As much as possible, try to build consensus using clear proposals, testing agreement and refining. I love working with consensus processes – and my friend Tree Bressen is a master at these – for building shared ownership over decisions. Consensus building is not a matter of opening everything up and letting the conversation drift in a thousand different directions. On the contrary, it’s about providing a high level of constraints to the process which lets the group focus on its work while holding a strong container for dissent. I’ve written elsewhere about large group processes for creating broad consensus, but it comes down to a few simple elements:
- Create a clear proposal
- Have a method for testing levels agreement and expressing specific concerns
- Deal with specific concerns with an eye to developing a more robust proposal
- Test again, refine again as necessary, and decide

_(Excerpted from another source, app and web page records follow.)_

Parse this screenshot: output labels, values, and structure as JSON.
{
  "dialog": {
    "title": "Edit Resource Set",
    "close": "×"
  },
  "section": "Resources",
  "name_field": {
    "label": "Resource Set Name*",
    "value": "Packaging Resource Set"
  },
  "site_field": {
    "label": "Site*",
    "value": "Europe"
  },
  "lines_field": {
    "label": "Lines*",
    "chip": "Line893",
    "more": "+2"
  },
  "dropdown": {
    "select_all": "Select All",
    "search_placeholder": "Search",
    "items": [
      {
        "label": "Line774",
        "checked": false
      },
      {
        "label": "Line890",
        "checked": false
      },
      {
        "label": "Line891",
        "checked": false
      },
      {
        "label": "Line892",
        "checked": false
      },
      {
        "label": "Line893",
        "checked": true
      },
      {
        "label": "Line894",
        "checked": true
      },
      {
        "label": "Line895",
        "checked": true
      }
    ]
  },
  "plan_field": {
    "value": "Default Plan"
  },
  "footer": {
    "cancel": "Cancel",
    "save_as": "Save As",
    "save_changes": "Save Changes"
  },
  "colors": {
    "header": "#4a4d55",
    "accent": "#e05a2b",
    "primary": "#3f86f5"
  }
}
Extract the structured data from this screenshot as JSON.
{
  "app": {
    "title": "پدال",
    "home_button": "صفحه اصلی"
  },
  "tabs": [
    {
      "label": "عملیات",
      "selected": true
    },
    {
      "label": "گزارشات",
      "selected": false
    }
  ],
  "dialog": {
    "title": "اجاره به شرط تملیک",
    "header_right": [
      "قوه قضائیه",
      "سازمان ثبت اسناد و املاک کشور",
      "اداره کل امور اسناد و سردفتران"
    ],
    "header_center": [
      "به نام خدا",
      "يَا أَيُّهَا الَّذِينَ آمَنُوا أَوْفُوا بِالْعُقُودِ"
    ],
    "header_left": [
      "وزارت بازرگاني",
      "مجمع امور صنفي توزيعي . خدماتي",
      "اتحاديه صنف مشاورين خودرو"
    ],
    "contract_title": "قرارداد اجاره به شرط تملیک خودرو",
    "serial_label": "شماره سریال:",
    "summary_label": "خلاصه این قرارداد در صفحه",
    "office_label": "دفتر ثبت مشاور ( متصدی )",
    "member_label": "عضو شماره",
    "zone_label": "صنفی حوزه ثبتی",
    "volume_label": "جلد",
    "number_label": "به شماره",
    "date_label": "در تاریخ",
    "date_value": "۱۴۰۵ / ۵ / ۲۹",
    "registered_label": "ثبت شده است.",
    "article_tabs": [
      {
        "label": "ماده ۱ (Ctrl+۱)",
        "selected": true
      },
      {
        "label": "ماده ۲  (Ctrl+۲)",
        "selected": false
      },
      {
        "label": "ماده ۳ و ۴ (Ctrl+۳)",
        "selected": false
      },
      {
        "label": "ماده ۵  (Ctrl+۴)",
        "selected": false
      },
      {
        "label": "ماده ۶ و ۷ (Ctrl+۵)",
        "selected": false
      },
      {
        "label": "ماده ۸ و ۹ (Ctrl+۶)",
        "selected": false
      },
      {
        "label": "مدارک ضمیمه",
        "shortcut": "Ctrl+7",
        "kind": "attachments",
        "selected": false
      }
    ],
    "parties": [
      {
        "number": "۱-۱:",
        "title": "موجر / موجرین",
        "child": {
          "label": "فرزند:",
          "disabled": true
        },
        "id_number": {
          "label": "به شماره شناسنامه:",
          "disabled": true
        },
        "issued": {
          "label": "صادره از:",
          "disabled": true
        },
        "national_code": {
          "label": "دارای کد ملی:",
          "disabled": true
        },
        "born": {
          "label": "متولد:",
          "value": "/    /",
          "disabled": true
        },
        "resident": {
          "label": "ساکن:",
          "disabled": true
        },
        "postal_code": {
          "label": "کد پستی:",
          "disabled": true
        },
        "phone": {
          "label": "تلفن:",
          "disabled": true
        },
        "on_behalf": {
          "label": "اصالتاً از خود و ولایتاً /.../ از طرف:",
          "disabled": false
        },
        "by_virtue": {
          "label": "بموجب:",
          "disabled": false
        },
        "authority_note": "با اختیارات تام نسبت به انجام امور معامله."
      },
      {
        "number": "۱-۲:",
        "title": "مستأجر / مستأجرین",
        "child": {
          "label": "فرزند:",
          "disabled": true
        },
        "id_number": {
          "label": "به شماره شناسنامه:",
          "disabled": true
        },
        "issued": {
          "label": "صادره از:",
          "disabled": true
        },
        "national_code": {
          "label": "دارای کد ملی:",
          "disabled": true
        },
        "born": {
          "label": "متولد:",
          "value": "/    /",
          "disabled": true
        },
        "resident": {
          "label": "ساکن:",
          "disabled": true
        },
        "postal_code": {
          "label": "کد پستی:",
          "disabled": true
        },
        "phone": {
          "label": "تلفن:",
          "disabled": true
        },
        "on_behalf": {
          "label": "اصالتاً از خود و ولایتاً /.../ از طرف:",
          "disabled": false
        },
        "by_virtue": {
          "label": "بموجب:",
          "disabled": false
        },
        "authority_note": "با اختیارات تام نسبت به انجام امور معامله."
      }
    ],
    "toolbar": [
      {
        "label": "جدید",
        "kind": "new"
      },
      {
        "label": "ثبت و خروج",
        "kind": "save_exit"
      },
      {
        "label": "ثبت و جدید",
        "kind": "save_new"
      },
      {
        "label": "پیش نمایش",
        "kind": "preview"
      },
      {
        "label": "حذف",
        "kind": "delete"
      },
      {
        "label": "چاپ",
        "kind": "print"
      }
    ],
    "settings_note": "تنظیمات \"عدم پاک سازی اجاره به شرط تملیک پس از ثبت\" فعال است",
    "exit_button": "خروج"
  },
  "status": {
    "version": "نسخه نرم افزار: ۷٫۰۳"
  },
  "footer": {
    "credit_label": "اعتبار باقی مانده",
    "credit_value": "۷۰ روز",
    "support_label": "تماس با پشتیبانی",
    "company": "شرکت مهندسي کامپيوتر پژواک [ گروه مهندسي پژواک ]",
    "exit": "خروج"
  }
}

If you have to vote be careful to understand what a yes and a no means. The worst decisions we can make are yes/no decisions on complex topics. This is why referenda are generally counter productive for setting large scale public policy direction. Brexit is the primary example. In Canada we have had referenda on electoral reform, transit funding and Constitutional amendments that produce results that are clear, but produce ongoing civic consternation about what they mean, because it was not possible to reduce the topic into a binary resolution. The advantage of using a gradients of agreement process in advance of a yes/no vote is that you at least know what people’s concerns are. If you can’t explore agreement before hand, conduct a yes/no vote but then have everyone write down why they voted the way they did. You’ll get lots of information pertaining to implementing your decision.
Pay attention to dissent and to patterns of dissent and have a process for understanding these. That leads me to the last point which is to acknowledge and understand dissent in a decision making process. Good leaders and well functioning groups will make a space for dissent because it can provide important weak signals for the state of the system, Dissent can hep a group escape inattention unawareness by raising “I told you so” issues early in the process. It also helps to sustain relationships when people who are on the losing side of a decision nevertheless feel included In it. Fear of dissent creates nasty power plays and exclusion that immediately renders any tricky decision unwise.